Stage director Garnett Bruce seems to prefer static stage pictures. Here, his tendency is to put ancillary characters and the chorus in formations and let the singers have all of the action, but it works much better here than it did last year in the Dallas Opera's production of Lucia di Lammermoor. The expected triumphal march is more of a gathering of the court, but it is effective, if just a little disappointing. The group of captives that Radames frees is somewhat smaller than usual and doesn't look very Ethiopian. However, Bruce moves his principals around well and handles the chorus in a stately manner.
Speaking of the chorus, Alexander Rom's is outstanding. The men's chorus was notably resonant. Gary Marder's lighting designs kept the stage bright for the big moments and created a lovely night scene for the Nile River. David Zimmerman does a fine job with the wig and make-up designs. The late Peter J. Hall's costumes are uneven, though. Aida and Amneris are dressed in modern-looking sparkly fabric and the King looks like a walking statue. However, all of the other costumes are magnificent, especially in the chorus.
Kenneth von Heidecke's choreography is appropriately minimal, which was probably dictated by the steep angle of the raked stage. How the dancers keep from slipping is a miracle. Besides, when opera choreography is overly ballet-like, it always looks intrusive, like the opera stopped and Swan Lake started for a few minutes. Von Heidecke's movements harken back to lots of movies in the '50s, especially with the use of large scarves for the women and sabers for the men, but it is always striking.

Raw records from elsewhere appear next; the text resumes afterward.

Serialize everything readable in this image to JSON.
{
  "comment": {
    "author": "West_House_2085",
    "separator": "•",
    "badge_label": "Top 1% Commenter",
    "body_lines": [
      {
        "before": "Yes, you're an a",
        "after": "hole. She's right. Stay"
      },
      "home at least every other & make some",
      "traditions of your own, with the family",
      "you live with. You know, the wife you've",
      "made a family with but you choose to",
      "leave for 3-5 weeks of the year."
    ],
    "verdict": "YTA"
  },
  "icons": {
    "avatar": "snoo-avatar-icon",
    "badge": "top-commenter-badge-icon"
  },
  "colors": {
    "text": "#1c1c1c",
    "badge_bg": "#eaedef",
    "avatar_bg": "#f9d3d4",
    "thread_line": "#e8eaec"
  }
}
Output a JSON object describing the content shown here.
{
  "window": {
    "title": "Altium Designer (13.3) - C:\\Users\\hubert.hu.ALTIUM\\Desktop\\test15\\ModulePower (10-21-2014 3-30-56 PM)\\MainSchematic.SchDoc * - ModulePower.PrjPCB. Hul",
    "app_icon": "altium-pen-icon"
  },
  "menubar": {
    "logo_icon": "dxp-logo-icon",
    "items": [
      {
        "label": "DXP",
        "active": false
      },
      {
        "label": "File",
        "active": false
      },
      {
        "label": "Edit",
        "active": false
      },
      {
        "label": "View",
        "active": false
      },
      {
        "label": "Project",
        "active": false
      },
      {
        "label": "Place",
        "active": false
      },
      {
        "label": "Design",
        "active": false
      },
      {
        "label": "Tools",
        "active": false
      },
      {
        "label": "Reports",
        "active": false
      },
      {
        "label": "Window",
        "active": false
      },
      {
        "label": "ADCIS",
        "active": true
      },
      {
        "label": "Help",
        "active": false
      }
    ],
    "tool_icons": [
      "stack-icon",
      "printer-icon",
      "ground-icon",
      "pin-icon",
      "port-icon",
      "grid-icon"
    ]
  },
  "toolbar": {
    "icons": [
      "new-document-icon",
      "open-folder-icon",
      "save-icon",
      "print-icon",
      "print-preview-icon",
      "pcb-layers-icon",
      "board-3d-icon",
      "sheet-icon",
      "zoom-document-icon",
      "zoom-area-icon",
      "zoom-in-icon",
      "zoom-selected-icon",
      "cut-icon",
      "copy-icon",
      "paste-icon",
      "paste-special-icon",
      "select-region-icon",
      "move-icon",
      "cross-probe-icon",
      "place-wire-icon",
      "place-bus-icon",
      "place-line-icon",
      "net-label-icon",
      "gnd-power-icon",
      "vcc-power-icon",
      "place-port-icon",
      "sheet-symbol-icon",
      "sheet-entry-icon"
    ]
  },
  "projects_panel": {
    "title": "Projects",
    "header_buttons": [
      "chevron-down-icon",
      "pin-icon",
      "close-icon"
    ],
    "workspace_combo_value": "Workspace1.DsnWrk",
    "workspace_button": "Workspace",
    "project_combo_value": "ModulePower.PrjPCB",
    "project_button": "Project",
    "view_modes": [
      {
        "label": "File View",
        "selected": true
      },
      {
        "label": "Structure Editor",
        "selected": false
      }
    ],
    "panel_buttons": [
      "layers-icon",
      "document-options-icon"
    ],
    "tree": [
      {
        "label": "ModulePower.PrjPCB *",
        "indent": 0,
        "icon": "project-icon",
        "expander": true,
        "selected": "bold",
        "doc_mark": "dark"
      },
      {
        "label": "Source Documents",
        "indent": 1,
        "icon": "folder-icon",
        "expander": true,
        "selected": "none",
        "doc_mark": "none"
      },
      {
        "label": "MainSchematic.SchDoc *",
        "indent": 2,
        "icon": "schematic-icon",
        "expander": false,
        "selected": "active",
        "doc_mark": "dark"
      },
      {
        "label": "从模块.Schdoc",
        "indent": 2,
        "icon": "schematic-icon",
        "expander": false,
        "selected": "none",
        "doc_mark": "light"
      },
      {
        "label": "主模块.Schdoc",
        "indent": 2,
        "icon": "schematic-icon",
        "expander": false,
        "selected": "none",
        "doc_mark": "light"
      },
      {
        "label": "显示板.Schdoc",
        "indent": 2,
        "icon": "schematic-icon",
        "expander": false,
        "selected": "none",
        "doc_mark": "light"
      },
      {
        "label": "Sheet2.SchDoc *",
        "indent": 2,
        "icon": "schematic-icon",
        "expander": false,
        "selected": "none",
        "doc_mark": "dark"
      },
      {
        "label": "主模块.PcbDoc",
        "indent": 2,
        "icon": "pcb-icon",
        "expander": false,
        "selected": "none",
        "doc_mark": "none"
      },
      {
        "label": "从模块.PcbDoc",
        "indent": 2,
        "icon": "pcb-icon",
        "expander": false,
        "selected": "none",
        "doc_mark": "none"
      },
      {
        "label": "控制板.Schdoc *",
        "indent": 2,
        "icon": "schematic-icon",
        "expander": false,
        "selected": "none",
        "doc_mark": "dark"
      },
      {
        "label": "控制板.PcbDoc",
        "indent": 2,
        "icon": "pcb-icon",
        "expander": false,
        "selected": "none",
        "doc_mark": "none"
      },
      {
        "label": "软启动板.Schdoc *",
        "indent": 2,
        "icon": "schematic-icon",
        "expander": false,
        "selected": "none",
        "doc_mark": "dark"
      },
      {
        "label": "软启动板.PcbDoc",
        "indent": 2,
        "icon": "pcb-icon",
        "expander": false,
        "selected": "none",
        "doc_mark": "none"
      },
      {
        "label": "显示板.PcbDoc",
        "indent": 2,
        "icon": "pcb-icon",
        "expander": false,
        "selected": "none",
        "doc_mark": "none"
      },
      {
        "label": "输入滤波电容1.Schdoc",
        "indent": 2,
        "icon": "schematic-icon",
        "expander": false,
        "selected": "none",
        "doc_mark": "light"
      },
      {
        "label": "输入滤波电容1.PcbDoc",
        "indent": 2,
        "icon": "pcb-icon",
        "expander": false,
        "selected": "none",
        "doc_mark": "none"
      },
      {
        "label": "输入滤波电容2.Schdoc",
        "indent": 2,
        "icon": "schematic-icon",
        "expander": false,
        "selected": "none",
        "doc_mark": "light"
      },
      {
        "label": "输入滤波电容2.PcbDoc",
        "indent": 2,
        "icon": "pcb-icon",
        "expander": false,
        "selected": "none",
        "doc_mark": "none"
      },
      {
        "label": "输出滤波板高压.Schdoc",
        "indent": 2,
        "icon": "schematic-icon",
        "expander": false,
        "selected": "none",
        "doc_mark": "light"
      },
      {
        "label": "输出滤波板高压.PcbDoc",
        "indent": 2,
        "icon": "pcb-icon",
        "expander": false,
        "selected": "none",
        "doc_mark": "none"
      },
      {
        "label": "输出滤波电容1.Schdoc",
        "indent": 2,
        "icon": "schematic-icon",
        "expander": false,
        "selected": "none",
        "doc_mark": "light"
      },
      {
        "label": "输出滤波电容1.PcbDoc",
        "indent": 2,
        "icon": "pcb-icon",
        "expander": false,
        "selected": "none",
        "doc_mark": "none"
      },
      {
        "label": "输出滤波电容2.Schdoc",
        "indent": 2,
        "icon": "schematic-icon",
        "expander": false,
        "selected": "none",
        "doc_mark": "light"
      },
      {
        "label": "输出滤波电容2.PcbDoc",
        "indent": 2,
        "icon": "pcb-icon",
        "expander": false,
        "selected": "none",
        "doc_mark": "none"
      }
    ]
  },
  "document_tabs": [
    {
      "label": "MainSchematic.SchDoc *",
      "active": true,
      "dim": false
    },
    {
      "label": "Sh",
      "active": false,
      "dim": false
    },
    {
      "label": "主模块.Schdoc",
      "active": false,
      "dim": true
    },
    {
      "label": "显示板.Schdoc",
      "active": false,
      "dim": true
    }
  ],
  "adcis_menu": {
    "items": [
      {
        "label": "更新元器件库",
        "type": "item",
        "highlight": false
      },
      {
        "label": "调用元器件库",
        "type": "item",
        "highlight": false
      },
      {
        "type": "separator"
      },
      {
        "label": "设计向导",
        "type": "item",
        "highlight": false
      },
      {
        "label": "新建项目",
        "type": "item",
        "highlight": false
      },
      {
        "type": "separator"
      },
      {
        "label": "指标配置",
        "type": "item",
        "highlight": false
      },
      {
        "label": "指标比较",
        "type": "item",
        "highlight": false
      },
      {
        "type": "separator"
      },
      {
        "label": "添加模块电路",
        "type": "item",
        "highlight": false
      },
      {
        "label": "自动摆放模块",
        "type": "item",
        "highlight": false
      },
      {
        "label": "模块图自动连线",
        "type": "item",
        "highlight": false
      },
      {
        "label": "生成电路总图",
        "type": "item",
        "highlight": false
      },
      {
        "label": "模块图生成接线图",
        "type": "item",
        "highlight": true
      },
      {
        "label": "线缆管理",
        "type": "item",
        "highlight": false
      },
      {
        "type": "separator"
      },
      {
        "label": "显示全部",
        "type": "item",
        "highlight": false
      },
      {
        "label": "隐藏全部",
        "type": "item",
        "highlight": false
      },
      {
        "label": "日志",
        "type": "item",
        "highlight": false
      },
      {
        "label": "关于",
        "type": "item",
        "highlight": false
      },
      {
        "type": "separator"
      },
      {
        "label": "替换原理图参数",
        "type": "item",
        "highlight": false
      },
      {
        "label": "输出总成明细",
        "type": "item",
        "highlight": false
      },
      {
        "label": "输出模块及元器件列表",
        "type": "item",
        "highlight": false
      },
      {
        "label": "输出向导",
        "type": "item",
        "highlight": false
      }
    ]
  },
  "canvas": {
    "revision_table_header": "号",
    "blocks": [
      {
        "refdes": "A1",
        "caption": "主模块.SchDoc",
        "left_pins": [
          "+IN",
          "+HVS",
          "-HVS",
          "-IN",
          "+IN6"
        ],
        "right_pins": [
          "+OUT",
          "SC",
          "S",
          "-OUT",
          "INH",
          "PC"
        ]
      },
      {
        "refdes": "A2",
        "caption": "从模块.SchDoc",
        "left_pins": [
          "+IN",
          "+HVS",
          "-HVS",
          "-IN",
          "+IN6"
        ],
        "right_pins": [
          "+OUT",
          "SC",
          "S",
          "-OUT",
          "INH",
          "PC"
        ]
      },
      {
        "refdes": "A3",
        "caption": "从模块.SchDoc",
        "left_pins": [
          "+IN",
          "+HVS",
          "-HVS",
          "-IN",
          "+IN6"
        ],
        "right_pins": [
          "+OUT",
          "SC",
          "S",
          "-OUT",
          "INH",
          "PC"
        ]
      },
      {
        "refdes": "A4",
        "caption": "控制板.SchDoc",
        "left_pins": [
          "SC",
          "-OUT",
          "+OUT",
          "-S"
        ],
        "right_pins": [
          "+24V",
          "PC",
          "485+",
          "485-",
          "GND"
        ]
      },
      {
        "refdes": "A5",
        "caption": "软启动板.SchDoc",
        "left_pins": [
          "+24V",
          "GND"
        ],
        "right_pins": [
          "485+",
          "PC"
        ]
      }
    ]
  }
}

We may not have seen the much-hoped-for Triumphal March, replete with horses and camels, but we certainly get a triumphant performance of Aïda.